- _TASK OBJECTIVE_
In the entries below, find the line with "Decode this image" and the line with "Output a JSON object describing the text", then retype both and everything between them exactly. Do not copy the pictures.

- _THE RECORDS_
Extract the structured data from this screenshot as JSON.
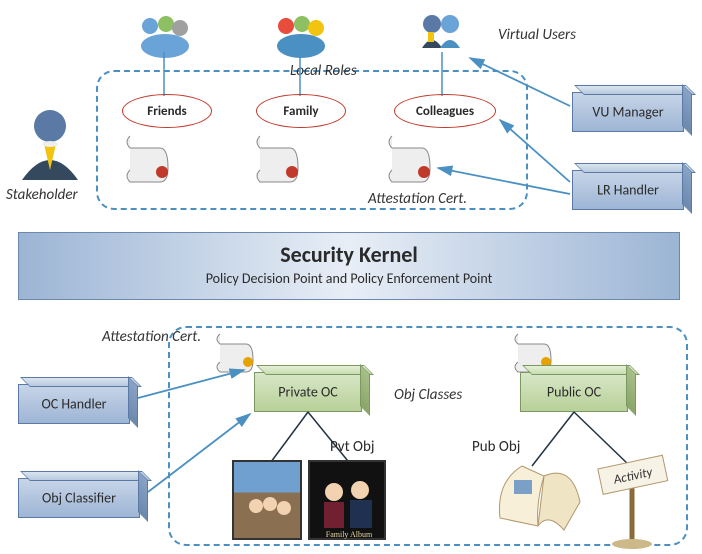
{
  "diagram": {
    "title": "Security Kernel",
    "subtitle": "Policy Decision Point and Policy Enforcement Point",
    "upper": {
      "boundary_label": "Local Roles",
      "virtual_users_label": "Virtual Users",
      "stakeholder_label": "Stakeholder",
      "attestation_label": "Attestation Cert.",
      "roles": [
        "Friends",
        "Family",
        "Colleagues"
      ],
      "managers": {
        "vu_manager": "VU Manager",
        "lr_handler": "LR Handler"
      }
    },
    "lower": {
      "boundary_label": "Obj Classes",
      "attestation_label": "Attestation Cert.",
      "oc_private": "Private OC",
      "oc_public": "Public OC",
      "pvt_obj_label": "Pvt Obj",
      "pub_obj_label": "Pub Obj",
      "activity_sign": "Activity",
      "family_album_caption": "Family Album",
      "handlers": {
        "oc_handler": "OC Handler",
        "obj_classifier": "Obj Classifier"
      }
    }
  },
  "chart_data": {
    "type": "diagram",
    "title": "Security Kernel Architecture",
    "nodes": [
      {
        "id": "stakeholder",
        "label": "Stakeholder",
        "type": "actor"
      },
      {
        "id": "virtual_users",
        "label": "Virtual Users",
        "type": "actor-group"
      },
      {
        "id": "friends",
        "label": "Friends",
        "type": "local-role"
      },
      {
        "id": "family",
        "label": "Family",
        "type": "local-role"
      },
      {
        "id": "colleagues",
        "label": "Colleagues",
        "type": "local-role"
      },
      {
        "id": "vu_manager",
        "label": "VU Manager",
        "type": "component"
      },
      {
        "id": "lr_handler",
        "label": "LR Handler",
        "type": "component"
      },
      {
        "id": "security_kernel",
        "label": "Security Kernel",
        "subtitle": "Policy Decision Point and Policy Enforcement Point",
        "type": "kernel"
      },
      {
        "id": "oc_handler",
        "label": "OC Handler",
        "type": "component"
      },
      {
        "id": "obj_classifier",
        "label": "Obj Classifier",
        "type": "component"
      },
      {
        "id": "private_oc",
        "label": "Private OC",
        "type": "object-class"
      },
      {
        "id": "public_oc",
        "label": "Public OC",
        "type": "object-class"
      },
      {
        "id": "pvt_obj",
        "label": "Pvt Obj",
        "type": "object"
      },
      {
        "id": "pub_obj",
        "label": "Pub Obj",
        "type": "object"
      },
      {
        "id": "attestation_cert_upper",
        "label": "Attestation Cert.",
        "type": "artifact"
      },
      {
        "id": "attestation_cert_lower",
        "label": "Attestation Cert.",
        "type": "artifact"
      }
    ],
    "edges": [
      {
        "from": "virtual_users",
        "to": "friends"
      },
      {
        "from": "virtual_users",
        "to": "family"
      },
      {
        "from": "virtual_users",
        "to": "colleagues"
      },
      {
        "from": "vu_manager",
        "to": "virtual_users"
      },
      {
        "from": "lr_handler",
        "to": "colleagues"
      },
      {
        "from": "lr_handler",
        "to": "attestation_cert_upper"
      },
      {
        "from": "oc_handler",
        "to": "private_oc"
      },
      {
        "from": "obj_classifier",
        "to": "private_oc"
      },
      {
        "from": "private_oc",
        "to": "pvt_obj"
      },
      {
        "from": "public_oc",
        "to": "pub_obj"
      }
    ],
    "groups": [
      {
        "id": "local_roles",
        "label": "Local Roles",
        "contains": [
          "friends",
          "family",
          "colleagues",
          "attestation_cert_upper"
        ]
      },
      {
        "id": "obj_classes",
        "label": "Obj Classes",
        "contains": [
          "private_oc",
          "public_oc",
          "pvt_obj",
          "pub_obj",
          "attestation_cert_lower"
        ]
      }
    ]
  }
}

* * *

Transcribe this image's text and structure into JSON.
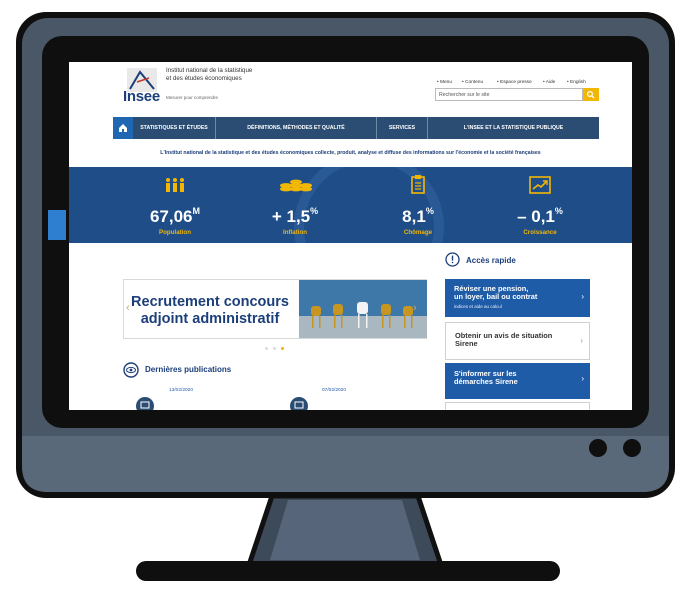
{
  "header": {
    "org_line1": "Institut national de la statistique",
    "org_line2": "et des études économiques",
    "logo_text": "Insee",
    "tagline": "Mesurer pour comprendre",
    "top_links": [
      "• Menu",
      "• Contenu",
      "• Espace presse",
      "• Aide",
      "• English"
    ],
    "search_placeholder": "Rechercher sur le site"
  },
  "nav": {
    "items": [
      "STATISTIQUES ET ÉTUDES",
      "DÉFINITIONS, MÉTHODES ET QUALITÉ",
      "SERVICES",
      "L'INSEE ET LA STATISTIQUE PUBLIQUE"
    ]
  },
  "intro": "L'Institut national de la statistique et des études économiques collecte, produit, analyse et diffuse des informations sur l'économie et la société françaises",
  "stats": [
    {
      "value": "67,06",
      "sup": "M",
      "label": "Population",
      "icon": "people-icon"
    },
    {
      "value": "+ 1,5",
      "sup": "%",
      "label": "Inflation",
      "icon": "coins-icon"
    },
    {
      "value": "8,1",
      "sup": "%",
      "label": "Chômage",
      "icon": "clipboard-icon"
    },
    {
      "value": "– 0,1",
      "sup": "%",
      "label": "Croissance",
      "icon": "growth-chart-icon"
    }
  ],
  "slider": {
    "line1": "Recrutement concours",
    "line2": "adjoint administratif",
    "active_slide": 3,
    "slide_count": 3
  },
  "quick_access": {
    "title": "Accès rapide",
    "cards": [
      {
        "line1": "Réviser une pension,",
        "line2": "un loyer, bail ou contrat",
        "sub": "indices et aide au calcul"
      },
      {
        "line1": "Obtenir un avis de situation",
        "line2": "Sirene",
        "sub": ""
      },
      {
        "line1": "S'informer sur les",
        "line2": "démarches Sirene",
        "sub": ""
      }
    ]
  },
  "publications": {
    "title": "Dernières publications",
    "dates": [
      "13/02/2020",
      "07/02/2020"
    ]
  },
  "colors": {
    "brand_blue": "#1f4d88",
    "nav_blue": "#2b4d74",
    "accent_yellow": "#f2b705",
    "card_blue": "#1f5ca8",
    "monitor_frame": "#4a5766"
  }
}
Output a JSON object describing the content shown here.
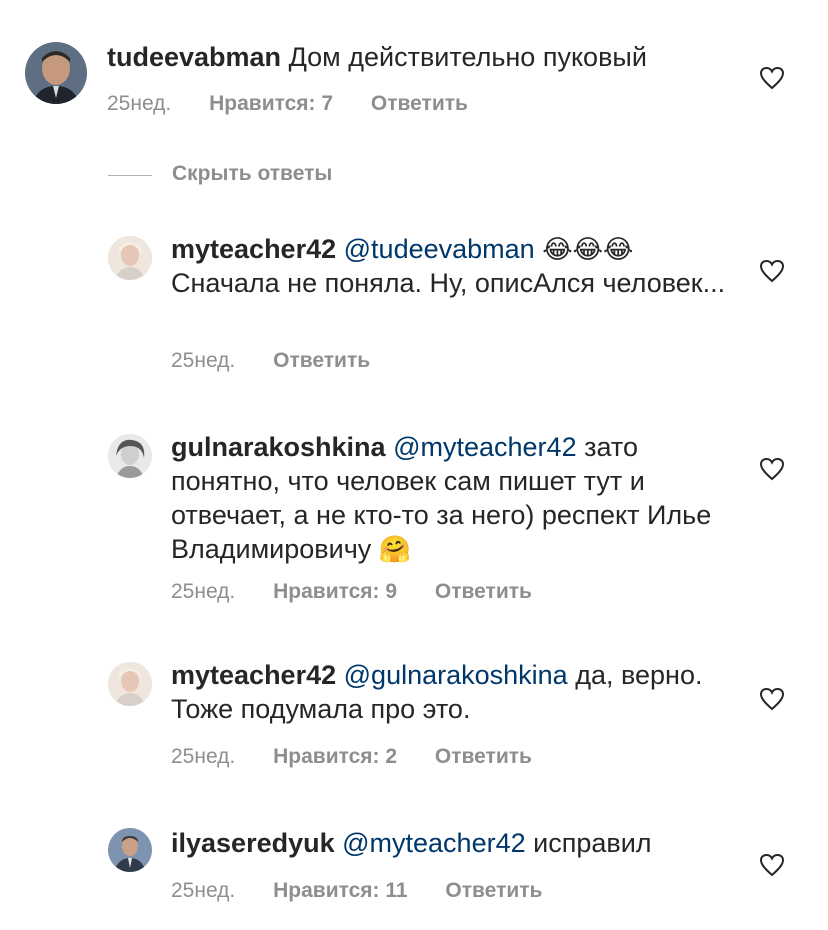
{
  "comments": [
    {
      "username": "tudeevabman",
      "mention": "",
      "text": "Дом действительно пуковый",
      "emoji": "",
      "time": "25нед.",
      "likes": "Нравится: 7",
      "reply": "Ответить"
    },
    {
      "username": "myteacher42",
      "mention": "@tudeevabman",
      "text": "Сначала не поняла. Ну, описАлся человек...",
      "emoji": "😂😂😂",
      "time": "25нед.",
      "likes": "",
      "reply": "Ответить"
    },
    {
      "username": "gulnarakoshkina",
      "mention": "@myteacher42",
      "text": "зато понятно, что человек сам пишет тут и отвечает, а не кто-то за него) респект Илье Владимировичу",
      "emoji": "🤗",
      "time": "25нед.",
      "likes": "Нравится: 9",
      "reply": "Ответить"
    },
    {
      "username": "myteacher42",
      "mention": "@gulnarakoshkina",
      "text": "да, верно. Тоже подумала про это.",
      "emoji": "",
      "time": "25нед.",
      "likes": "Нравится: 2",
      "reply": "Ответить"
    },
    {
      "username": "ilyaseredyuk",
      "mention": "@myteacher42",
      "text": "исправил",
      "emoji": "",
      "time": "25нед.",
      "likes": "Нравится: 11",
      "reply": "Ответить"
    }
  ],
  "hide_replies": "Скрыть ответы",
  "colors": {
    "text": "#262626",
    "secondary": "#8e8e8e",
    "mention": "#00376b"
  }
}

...

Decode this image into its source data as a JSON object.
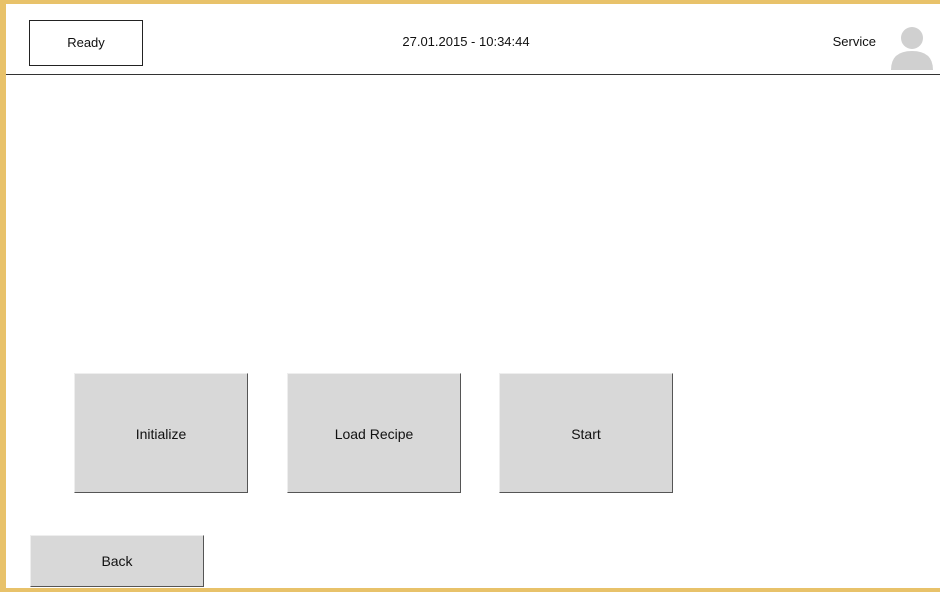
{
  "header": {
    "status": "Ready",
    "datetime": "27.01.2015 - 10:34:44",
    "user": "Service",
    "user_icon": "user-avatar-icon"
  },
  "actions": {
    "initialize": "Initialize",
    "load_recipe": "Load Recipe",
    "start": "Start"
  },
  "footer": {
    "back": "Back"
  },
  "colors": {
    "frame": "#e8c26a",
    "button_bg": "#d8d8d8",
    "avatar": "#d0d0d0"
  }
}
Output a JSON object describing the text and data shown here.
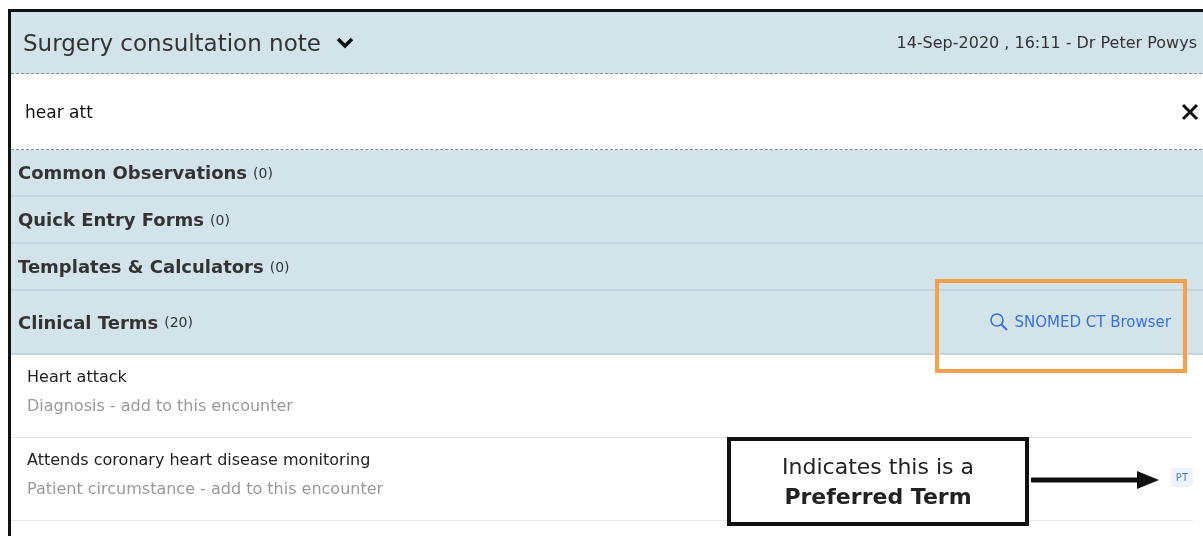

- _EXERCISE ANSWER_
Decode this image into its source data as a JSON object.
{
  "header": {
    "status": "Ready",
    "datetime": "27.01.2015 - 10:34:44",
    "user": "Service",
    "user_icon": "user-avatar-icon"
  },
  "actions": {
    "initialize": "Initialize",
    "load_recipe": "Load Recipe",
    "start": "Start"
  },
  "footer": {
    "back": "Back"
  },
  "colors": {
    "frame": "#e8c26a",
    "button_bg": "#d8d8d8",
    "avatar": "#d0d0d0"
  }
}
Output a JSON object describing the text and data shown here.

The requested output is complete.